Wednesday, May 16, 2018 - 12:00 PM to 1:30 PM
Location: downtown campus,online
Building:1440 Canal Street, 2212
Please join us for a group viewing of the webinar: "The Carbon Footprint of US Diets: New Research Linking Environmental Impacts to Food Choices and Diet Quality"
Wednesday, May 16, 2018 | 12:00 p.m.-1:30 p.m. CT / 1:00 a.m.-2:30 p.m. ET
Speakers: Diego Rose, PhD - Professor, Tulane University, School of Public Health and Tropical Medicine Martin Heller, PhD - Research Specialist, University of Michigan, School for Environment & Sustainability and the Center for Sustainable Systems
Group Viewing Location: Room 2212, 22nd Floor, Tulane School of Public Health and Tropical Medicine, 1440 Canal Street, New Orleans LA 70112 This webinar is sponsored by the Tulane Center of Excellence in Maternal and Child Health and Tulane Prevention Research Center, in partnership with the American Public Health Association.
Webinar description:Agriculture is a major contributor to climate change, representing 30-40% of greenhouse gas emissions (GHGE) globally, and about 10% in the US. Individual dietary choices contribute to this problem by influencing what gets produced. Our research addresses the environmental impacts of individual food choices in the US and their implications for diet quality. We developed an approach to link environmental impacts of foods to 24-hour recall data on adult diets reported in the 2005-2010 National Health and Nutrition Examination Survey (NHANES). We constructed a distribution of the carbon footprint of 1-day diets by ranking diets from low to high impact. Those in the top quintile (i.e. high impact diets) had a carbon footprint close to eight times that of the bottom quintile. Shifting the top quintile diets to the mean resulted in a significant overall reduction in national GHGE. After scaling for energy intake, we examined the differences in food and nutrient content, and overall diet quality of these high and low-impact diets. The bottom quintile (i.e. low impact) diets scored better on vitamin E, fiber and saturated fat, but not on calcium, vitamin D, and potassium.
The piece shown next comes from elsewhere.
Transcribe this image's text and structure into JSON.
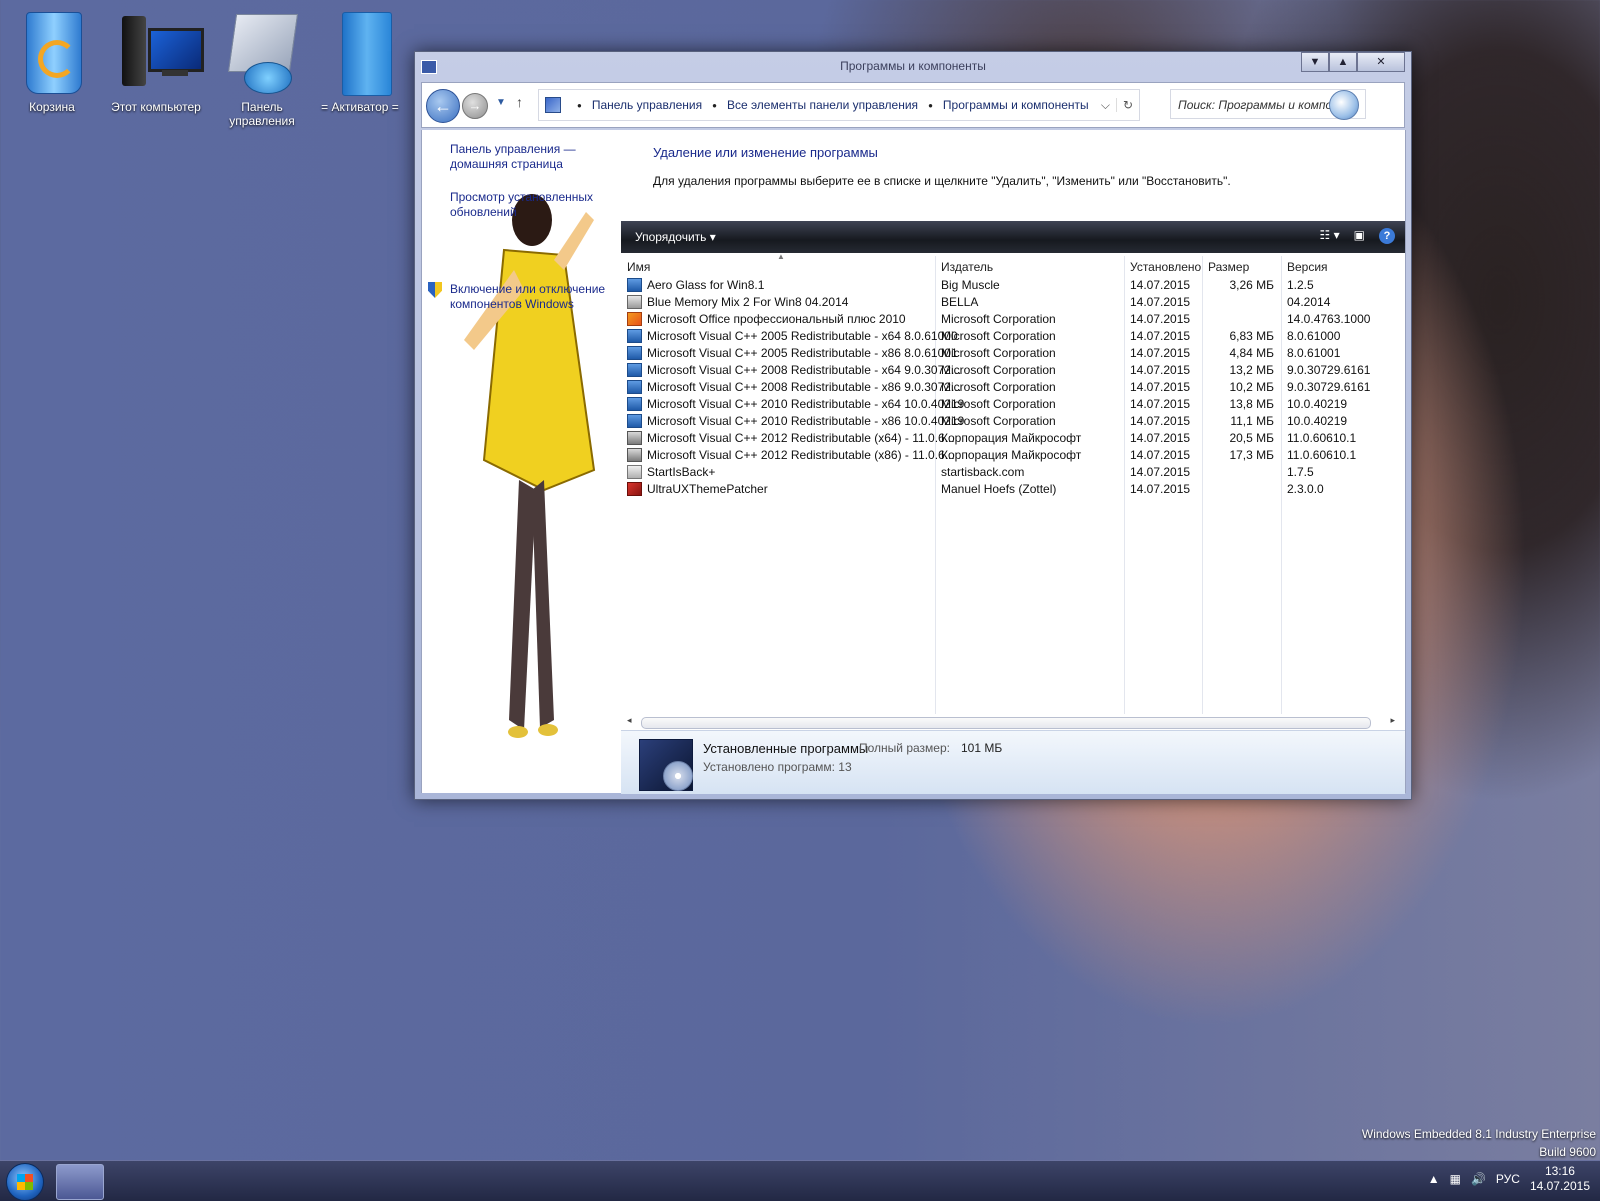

Overall diet quality as measured by the Healthy Eating Index was better in the low impact group. These results suggest that food patterns with lower carbon footprints have a better overall diet quality and are more nutritious on several key dimensions. Our analyses highlight the importance of utilizing individual dietary behaviors rather than just population means when considering diet shift scenarios and set the stage for further policy and scenario simulations aimed at aligning environmental and nutritional outcomes. Attendees will learn how to 1. Explain what is meant by a carbon footprint and how to calculate it for specific foods.2. Describe the relationship between individual dietary choices and GHGE from food in the US context. 3. Explain the link between the GHGE of a diet and its overall nutritional quality
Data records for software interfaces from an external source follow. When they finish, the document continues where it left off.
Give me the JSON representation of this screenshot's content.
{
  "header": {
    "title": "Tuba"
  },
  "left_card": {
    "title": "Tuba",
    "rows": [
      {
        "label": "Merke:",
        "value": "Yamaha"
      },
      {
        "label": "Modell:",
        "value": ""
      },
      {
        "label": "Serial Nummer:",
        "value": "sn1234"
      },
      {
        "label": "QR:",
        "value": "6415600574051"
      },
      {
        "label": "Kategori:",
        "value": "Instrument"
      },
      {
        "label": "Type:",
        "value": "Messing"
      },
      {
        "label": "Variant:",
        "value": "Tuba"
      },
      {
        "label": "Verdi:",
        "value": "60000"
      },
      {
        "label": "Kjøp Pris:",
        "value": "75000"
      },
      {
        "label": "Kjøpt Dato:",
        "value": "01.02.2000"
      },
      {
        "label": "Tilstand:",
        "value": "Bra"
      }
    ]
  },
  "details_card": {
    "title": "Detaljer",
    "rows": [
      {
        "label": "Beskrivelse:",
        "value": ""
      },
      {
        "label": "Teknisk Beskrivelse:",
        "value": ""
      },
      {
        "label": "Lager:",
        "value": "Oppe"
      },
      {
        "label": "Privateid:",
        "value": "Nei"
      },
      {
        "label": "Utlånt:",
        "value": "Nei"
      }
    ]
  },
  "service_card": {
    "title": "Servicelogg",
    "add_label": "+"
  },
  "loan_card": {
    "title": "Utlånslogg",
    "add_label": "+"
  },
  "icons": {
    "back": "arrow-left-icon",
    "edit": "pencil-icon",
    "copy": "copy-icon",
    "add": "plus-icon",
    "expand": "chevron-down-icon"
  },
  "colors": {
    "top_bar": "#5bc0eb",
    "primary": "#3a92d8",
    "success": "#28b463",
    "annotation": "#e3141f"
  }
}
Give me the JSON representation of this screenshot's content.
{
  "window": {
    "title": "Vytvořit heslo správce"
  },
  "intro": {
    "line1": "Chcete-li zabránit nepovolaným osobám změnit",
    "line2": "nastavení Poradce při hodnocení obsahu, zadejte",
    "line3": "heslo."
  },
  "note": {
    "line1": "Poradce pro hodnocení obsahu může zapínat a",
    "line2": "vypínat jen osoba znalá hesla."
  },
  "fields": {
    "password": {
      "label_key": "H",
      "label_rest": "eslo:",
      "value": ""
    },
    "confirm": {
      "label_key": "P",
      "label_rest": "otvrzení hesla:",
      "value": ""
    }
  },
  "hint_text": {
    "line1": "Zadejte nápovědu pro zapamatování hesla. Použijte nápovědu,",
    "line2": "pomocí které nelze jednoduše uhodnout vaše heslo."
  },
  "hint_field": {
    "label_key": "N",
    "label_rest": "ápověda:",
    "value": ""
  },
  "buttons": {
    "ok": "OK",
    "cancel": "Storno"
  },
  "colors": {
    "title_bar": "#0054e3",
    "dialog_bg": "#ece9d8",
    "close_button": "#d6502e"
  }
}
If you aren't able to join us in person to view the webinar, you can watch on your own. Please follow the link:https://www.facebook.com/events/199841590742028/